ACTIVITY:
Please filter the entries for the word "CREC" and copy every line that has it.

DATA SECTION:
*** Begin section ***

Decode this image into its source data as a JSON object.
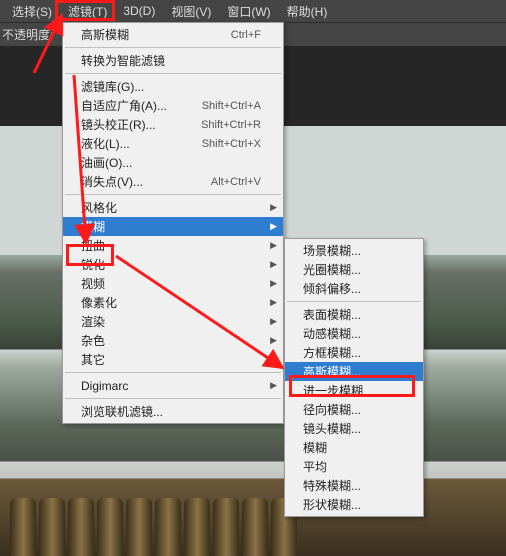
{
  "menubar": {
    "items": [
      {
        "label": "选择(S)"
      },
      {
        "label": "滤镜(T)"
      },
      {
        "label": "3D(D)"
      },
      {
        "label": "视图(V)"
      },
      {
        "label": "窗口(W)"
      },
      {
        "label": "帮助(H)"
      }
    ]
  },
  "toolbar": {
    "opacity_label": "不透明度:"
  },
  "filter_menu": {
    "items": [
      {
        "label": "高斯模糊",
        "shortcut": "Ctrl+F",
        "sub": false
      },
      {
        "sep": true
      },
      {
        "label": "转换为智能滤镜",
        "sub": false
      },
      {
        "sep": true
      },
      {
        "label": "滤镜库(G)...",
        "sub": false
      },
      {
        "label": "自适应广角(A)...",
        "shortcut": "Shift+Ctrl+A",
        "sub": false
      },
      {
        "label": "镜头校正(R)...",
        "shortcut": "Shift+Ctrl+R",
        "sub": false
      },
      {
        "label": "液化(L)...",
        "shortcut": "Shift+Ctrl+X",
        "sub": false
      },
      {
        "label": "油画(O)...",
        "sub": false
      },
      {
        "label": "消失点(V)...",
        "shortcut": "Alt+Ctrl+V",
        "sub": false
      },
      {
        "sep": true
      },
      {
        "label": "风格化",
        "sub": true
      },
      {
        "label": "模糊",
        "sub": true,
        "selected": true
      },
      {
        "label": "扭曲",
        "sub": true
      },
      {
        "label": "锐化",
        "sub": true
      },
      {
        "label": "视频",
        "sub": true
      },
      {
        "label": "像素化",
        "sub": true
      },
      {
        "label": "渲染",
        "sub": true
      },
      {
        "label": "杂色",
        "sub": true
      },
      {
        "label": "其它",
        "sub": true
      },
      {
        "sep": true
      },
      {
        "label": "Digimarc",
        "sub": true
      },
      {
        "sep": true
      },
      {
        "label": "浏览联机滤镜...",
        "sub": false
      }
    ]
  },
  "blur_submenu": {
    "items": [
      {
        "label": "场景模糊..."
      },
      {
        "label": "光圈模糊..."
      },
      {
        "label": "倾斜偏移..."
      },
      {
        "sep": true
      },
      {
        "label": "表面模糊..."
      },
      {
        "label": "动感模糊..."
      },
      {
        "label": "方框模糊..."
      },
      {
        "label": "高斯模糊...",
        "selected": true
      },
      {
        "label": "进一步模糊"
      },
      {
        "label": "径向模糊..."
      },
      {
        "label": "镜头模糊..."
      },
      {
        "label": "模糊"
      },
      {
        "label": "平均"
      },
      {
        "label": "特殊模糊..."
      },
      {
        "label": "形状模糊..."
      }
    ]
  },
  "annotation_color": "#ff1a1a"
}
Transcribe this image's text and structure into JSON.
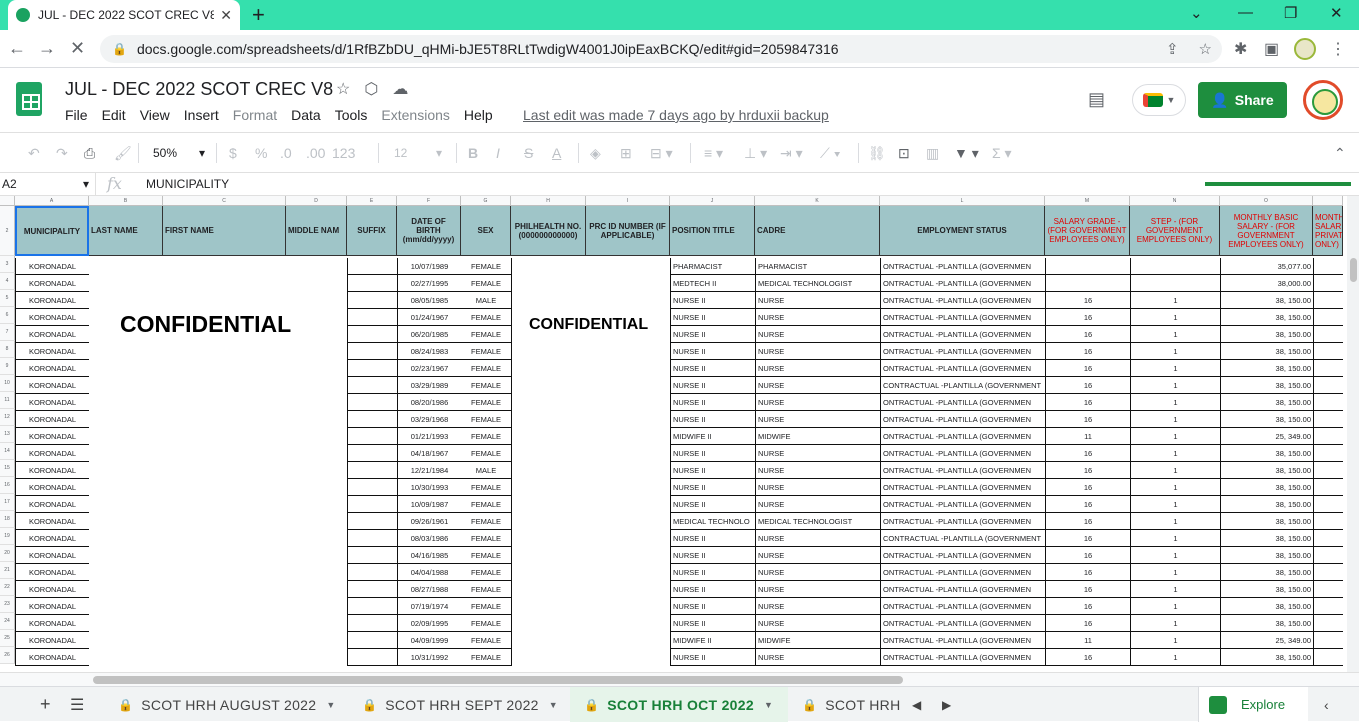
{
  "browser": {
    "tab_title": "JUL - DEC 2022 SCOT CREC V8 - ",
    "url": "docs.google.com/spreadsheets/d/1RfBZbDU_qHMi-bJE5T8RLtTwdigW4001J0ipEaxBCKQ/edit#gid=2059847316"
  },
  "app": {
    "doc_title": "JUL - DEC 2022 SCOT CREC V8",
    "menu": [
      "File",
      "Edit",
      "View",
      "Insert",
      "Format",
      "Data",
      "Tools",
      "Extensions",
      "Help"
    ],
    "menu_disabled": [
      "Format",
      "Extensions"
    ],
    "last_edit": "Last edit was made 7 days ago by hrduxii backup",
    "share_label": "Share",
    "accent": "#1e8e3e"
  },
  "toolbar": {
    "zoom": "50%",
    "currency": "$",
    "percent": "%",
    "dec_less": ".0",
    "dec_more": ".00",
    "number_format": "123",
    "font_size": "12",
    "bold": "B",
    "italic": "I",
    "strike": "S",
    "text_color": "A"
  },
  "formula_bar": {
    "cell_ref": "A2",
    "fx": "fx",
    "value": "MUNICIPALITY"
  },
  "grid": {
    "col_letters": [
      "A",
      "B",
      "C",
      "D",
      "E",
      "F",
      "G",
      "H",
      "I",
      "J",
      "K",
      "L",
      "M",
      "N",
      "O",
      ""
    ],
    "headers": [
      "MUNICIPALITY",
      "LAST NAME",
      "FIRST NAME",
      "MIDDLE NAM",
      "SUFFIX",
      "DATE OF BIRTH (mm/dd/yyyy)",
      "SEX",
      "PHILHEALTH NO. (000000000000)",
      "PRC ID NUMBER (IF APPLICABLE)",
      "POSITION TITLE",
      "CADRE",
      "EMPLOYMENT STATUS",
      "SALARY GRADE - (FOR GOVERNMENT EMPLOYEES ONLY)",
      "STEP - (FOR GOVERNMENT EMPLOYEES ONLY)",
      "MONTHLY BASIC SALARY - (FOR GOVERNMENT EMPLOYEES ONLY)",
      "MONTH SALAR PRIVAT ONLY)"
    ],
    "row_numbers": [
      "2",
      "3",
      "4",
      "5",
      "6",
      "7",
      "8",
      "9",
      "10",
      "11",
      "12",
      "13",
      "14",
      "15",
      "16",
      "17",
      "18",
      "19",
      "20",
      "21",
      "22",
      "23",
      "24",
      "25",
      "26"
    ],
    "rows": [
      {
        "mun": "KORONADAL",
        "dob": "10/07/1989",
        "sex": "FEMALE",
        "pos": "PHARMACIST",
        "cadre": "PHARMACIST",
        "status": "ONTRACTUAL -PLANTILLA (GOVERNMEN",
        "sg": "",
        "step": "",
        "salary": "35,077.00"
      },
      {
        "mun": "KORONADAL",
        "dob": "02/27/1995",
        "sex": "FEMALE",
        "pos": "MEDTECH II",
        "cadre": "MEDICAL TECHNOLOGIST",
        "status": "ONTRACTUAL -PLANTILLA (GOVERNMEN",
        "sg": "",
        "step": "",
        "salary": "38,000.00"
      },
      {
        "mun": "KORONADAL",
        "dob": "08/05/1985",
        "sex": "MALE",
        "pos": "NURSE II",
        "cadre": "NURSE",
        "status": "ONTRACTUAL -PLANTILLA (GOVERNMEN",
        "sg": "16",
        "step": "1",
        "salary": "38, 150.00"
      },
      {
        "mun": "KORONADAL",
        "dob": "01/24/1967",
        "sex": "FEMALE",
        "pos": "NURSE II",
        "cadre": "NURSE",
        "status": "ONTRACTUAL -PLANTILLA (GOVERNMEN",
        "sg": "16",
        "step": "1",
        "salary": "38, 150.00"
      },
      {
        "mun": "KORONADAL",
        "dob": "06/20/1985",
        "sex": "FEMALE",
        "pos": "NURSE II",
        "cadre": "NURSE",
        "status": "ONTRACTUAL -PLANTILLA (GOVERNMEN",
        "sg": "16",
        "step": "1",
        "salary": "38, 150.00"
      },
      {
        "mun": "KORONADAL",
        "dob": "08/24/1983",
        "sex": "FEMALE",
        "pos": "NURSE II",
        "cadre": "NURSE",
        "status": "ONTRACTUAL -PLANTILLA (GOVERNMEN",
        "sg": "16",
        "step": "1",
        "salary": "38, 150.00"
      },
      {
        "mun": "KORONADAL",
        "dob": "02/23/1967",
        "sex": "FEMALE",
        "pos": "NURSE II",
        "cadre": "NURSE",
        "status": "ONTRACTUAL -PLANTILLA (GOVERNMEN",
        "sg": "16",
        "step": "1",
        "salary": "38, 150.00"
      },
      {
        "mun": "KORONADAL",
        "dob": "03/29/1989",
        "sex": "FEMALE",
        "pos": "NURSE II",
        "cadre": "NURSE",
        "status": "CONTRACTUAL -PLANTILLA (GOVERNMENT",
        "sg": "16",
        "step": "1",
        "salary": "38, 150.00"
      },
      {
        "mun": "KORONADAL",
        "dob": "08/20/1986",
        "sex": "FEMALE",
        "pos": "NURSE II",
        "cadre": "NURSE",
        "status": "ONTRACTUAL -PLANTILLA (GOVERNMEN",
        "sg": "16",
        "step": "1",
        "salary": "38, 150.00"
      },
      {
        "mun": "KORONADAL",
        "dob": "03/29/1968",
        "sex": "FEMALE",
        "pos": "NURSE II",
        "cadre": "NURSE",
        "status": "ONTRACTUAL -PLANTILLA (GOVERNMEN",
        "sg": "16",
        "step": "1",
        "salary": "38, 150.00"
      },
      {
        "mun": "KORONADAL",
        "dob": "01/21/1993",
        "sex": "FEMALE",
        "pos": "MIDWIFE II",
        "cadre": "MIDWIFE",
        "status": "ONTRACTUAL -PLANTILLA (GOVERNMEN",
        "sg": "11",
        "step": "1",
        "salary": "25, 349.00"
      },
      {
        "mun": "KORONADAL",
        "dob": "04/18/1967",
        "sex": "FEMALE",
        "pos": "NURSE II",
        "cadre": "NURSE",
        "status": "ONTRACTUAL -PLANTILLA (GOVERNMEN",
        "sg": "16",
        "step": "1",
        "salary": "38, 150.00"
      },
      {
        "mun": "KORONADAL",
        "dob": "12/21/1984",
        "sex": "MALE",
        "pos": "NURSE II",
        "cadre": "NURSE",
        "status": "ONTRACTUAL -PLANTILLA (GOVERNMEN",
        "sg": "16",
        "step": "1",
        "salary": "38, 150.00"
      },
      {
        "mun": "KORONADAL",
        "dob": "10/30/1993",
        "sex": "FEMALE",
        "pos": "NURSE II",
        "cadre": "NURSE",
        "status": "ONTRACTUAL -PLANTILLA (GOVERNMEN",
        "sg": "16",
        "step": "1",
        "salary": "38, 150.00"
      },
      {
        "mun": "KORONADAL",
        "dob": "10/09/1987",
        "sex": "FEMALE",
        "pos": "NURSE II",
        "cadre": "NURSE",
        "status": "ONTRACTUAL -PLANTILLA (GOVERNMEN",
        "sg": "16",
        "step": "1",
        "salary": "38, 150.00"
      },
      {
        "mun": "KORONADAL",
        "dob": "09/26/1961",
        "sex": "FEMALE",
        "pos": "MEDICAL TECHNOLO",
        "cadre": "MEDICAL TECHNOLOGIST",
        "status": "ONTRACTUAL -PLANTILLA (GOVERNMEN",
        "sg": "16",
        "step": "1",
        "salary": "38, 150.00"
      },
      {
        "mun": "KORONADAL",
        "dob": "08/03/1986",
        "sex": "FEMALE",
        "pos": "NURSE II",
        "cadre": "NURSE",
        "status": "CONTRACTUAL -PLANTILLA (GOVERNMENT",
        "sg": "16",
        "step": "1",
        "salary": "38, 150.00"
      },
      {
        "mun": "KORONADAL",
        "dob": "04/16/1985",
        "sex": "FEMALE",
        "pos": "NURSE II",
        "cadre": "NURSE",
        "status": "ONTRACTUAL -PLANTILLA (GOVERNMEN",
        "sg": "16",
        "step": "1",
        "salary": "38, 150.00"
      },
      {
        "mun": "KORONADAL",
        "dob": "04/04/1988",
        "sex": "FEMALE",
        "pos": "NURSE II",
        "cadre": "NURSE",
        "status": "ONTRACTUAL -PLANTILLA (GOVERNMEN",
        "sg": "16",
        "step": "1",
        "salary": "38, 150.00"
      },
      {
        "mun": "KORONADAL",
        "dob": "08/27/1988",
        "sex": "FEMALE",
        "pos": "NURSE II",
        "cadre": "NURSE",
        "status": "ONTRACTUAL -PLANTILLA (GOVERNMEN",
        "sg": "16",
        "step": "1",
        "salary": "38, 150.00"
      },
      {
        "mun": "KORONADAL",
        "dob": "07/19/1974",
        "sex": "FEMALE",
        "pos": "NURSE II",
        "cadre": "NURSE",
        "status": "ONTRACTUAL -PLANTILLA (GOVERNMEN",
        "sg": "16",
        "step": "1",
        "salary": "38, 150.00"
      },
      {
        "mun": "KORONADAL",
        "dob": "02/09/1995",
        "sex": "FEMALE",
        "pos": "NURSE II",
        "cadre": "NURSE",
        "status": "ONTRACTUAL -PLANTILLA (GOVERNMEN",
        "sg": "16",
        "step": "1",
        "salary": "38, 150.00"
      },
      {
        "mun": "KORONADAL",
        "dob": "04/09/1999",
        "sex": "FEMALE",
        "pos": "MIDWIFE II",
        "cadre": "MIDWIFE",
        "status": "ONTRACTUAL -PLANTILLA (GOVERNMEN",
        "sg": "11",
        "step": "1",
        "salary": "25, 349.00"
      },
      {
        "mun": "KORONADAL",
        "dob": "10/31/1992",
        "sex": "FEMALE",
        "pos": "NURSE II",
        "cadre": "NURSE",
        "status": "ONTRACTUAL -PLANTILLA (GOVERNMEN",
        "sg": "16",
        "step": "1",
        "salary": "38, 150.00"
      }
    ],
    "confidential_1": "CONFIDENTIAL",
    "confidential_2": "CONFIDENTIAL",
    "header_fill": "#9fc5c8",
    "red_header": "#e00000"
  },
  "sheet_tabs": [
    {
      "label": "SCOT HRH AUGUST 2022",
      "active": false
    },
    {
      "label": "SCOT HRH SEPT 2022",
      "active": false
    },
    {
      "label": "SCOT HRH OCT 2022",
      "active": true
    },
    {
      "label": "SCOT HRH",
      "active": false
    }
  ],
  "explore_label": "Explore"
}
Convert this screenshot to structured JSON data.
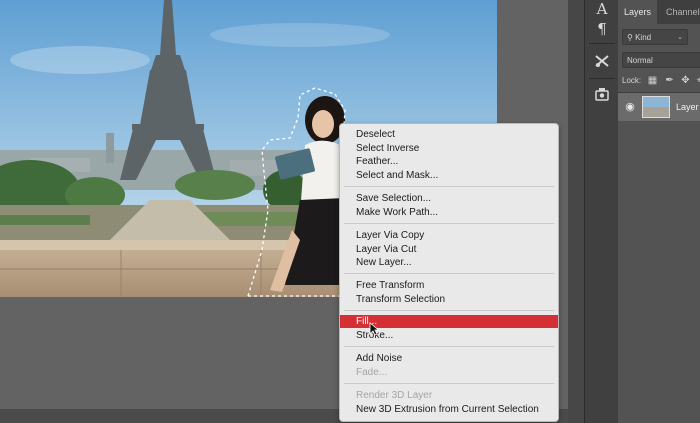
{
  "panel": {
    "tabs": [
      "Layers",
      "Channels"
    ],
    "kind_filter": "Kind",
    "blend_mode": "Normal",
    "lock_label": "Lock:",
    "layer_name": "Layer"
  },
  "tools": {
    "type_icon": "A",
    "paragraph_icon": "¶"
  },
  "context_menu": {
    "items": [
      "Deselect",
      "Select Inverse",
      "Feather...",
      "Select and Mask...",
      "Save Selection...",
      "Make Work Path...",
      "Layer Via Copy",
      "Layer Via Cut",
      "New Layer...",
      "Free Transform",
      "Transform Selection",
      "Fill...",
      "Stroke...",
      "Add Noise",
      "Fade...",
      "Render 3D Layer",
      "New 3D Extrusion from Current Selection"
    ],
    "highlighted": "Fill...",
    "highlight_color": "#d42f35",
    "disabled": [
      "Fade...",
      "Render 3D Layer"
    ]
  }
}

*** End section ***

RESPONSE TO THE EXERCISE:
    "tab_title": "JUL - DEC 2022 SCOT CREC V8 - ",
    "doc_title": "JUL - DEC 2022 SCOT CREC V8",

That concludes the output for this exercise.